when using it. A couple factors affect that subjective impression—a
nd are often the reason why people say, My internet is slow
sometimes, but my service provider says my connection looks
One is the distance between communication points. The further a
signal has to go, the more it degrades. That can lead to spots in
your home with a weak wireless signal, which can make your
connection feel sluggish. Also, if signal quality deteriorates
enough, you can experience choppiness or even drop-outs in the
connection, which also make it feel slow.
How your traffic routes on the network matters, too. If your
router can only handle transmissions from one device at a time,
you'll end up with some devices waiting their turn—and those delays
make a connection feel slower.
As this picture from
Linksys shows, the further you are from the router, the weaker your
signal will be. Eventually, it dies off all together.Linksys
Signal issues are easily addressed with a mesh router. Not only
can you reposition nodes or add more of them, the nodes can all
talk to one another. The wireless signal never has to go as far, no
matter where you are in your home. Most importantly, this system
works seamlessly. Purchasing Wi-Fi extenders to use with a
traditional router to alleviate signal woes isn't as smooth. Some
Wi-Fi extenders operate on a separate SSID and password. The
handoff between the extender and the router can sometimes get stuck
too, leaving you in connection limbo.
When it comes to the issue of traffic routing, it's more of a
draw—you can avoid that kind of transmission delay by buying a mesh
or traditional router that includes MU-MIMO as a feature.
MU-MIMO allows a router to handle traffic from multiple devices at
the same time.
Mesh routers won't be the fastest solution for everyone, of
course. But they eliminate the main cause of speed problems for
most people, and do so in an elegant, simple way.
Ethernet cables plugged into a router (top). Image: Martyn Williams / IDG
A wired connection is faster and more stable than Wi-Fi could
ever be. And so for gamers and streamers in particular, running
ethernet cable to your router can ensure stress-free sessions.
Traditional routers have better support for wired connections.
Even the most basic models come with four ethernet ports for
connecting a PC, printer, network-attached storage (NAS), or other
Mesh routers don't reliably offer that many ports. Some hubs
(nodes that can function as the router for the mesh network) only
come with two. One is for connecting to your modem, while the other
is for creating an ethernet backhaul—aka using a wired connection
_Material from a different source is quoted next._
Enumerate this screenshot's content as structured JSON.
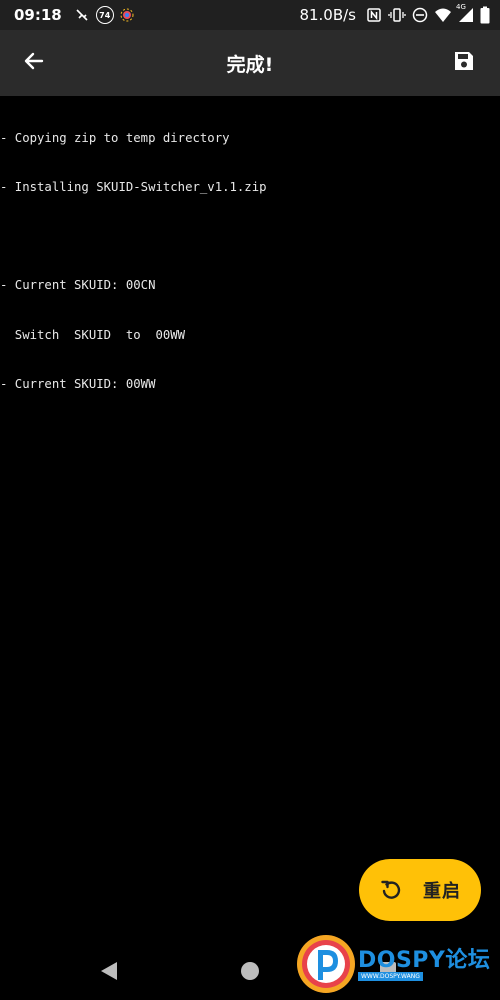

between nodes—when a wireless connection isn't quite cutting
Of course, you can increase a mesh router's available ethernet
ports by purchasing an ethernet switch. (Same for a traditional
router too.) But since that requires an extra step and more cash,
the winner on this point goes to the easiest solution out of the
Setup and controls
For today's mesh and traditional routers, setup and management
happens either through a companion app or browser-based interface.
Both have their advantages, with the app being simpler and faster,
and the browser-based interface better for more complex
So on this point, it's a draw between the two router types.
Instead, research the particular models you're interested in to see
how good the interfaces are, as the quality varies between
Mesh routers win this
showdown, but they may not be a perfect fit for your situation. Image: Michael Brown / IDG
You can't go wrong with a mesh router. You may overspend for
your situation, or not have the most optimal setup out of the box,
but you can't actually misstep. Combined with how easy setup and
future network expansions are, mesh nabs the crown in this
(Don't have time to research which model to get? Consult our list of the best mesh routers.)
But as said earlier, mesh routers aren't inherently superior to
traditional routers. Everyone has a different home layout, budget,
feature requirements, and number of active users and devices. The
actual winning router type is the one that best matches your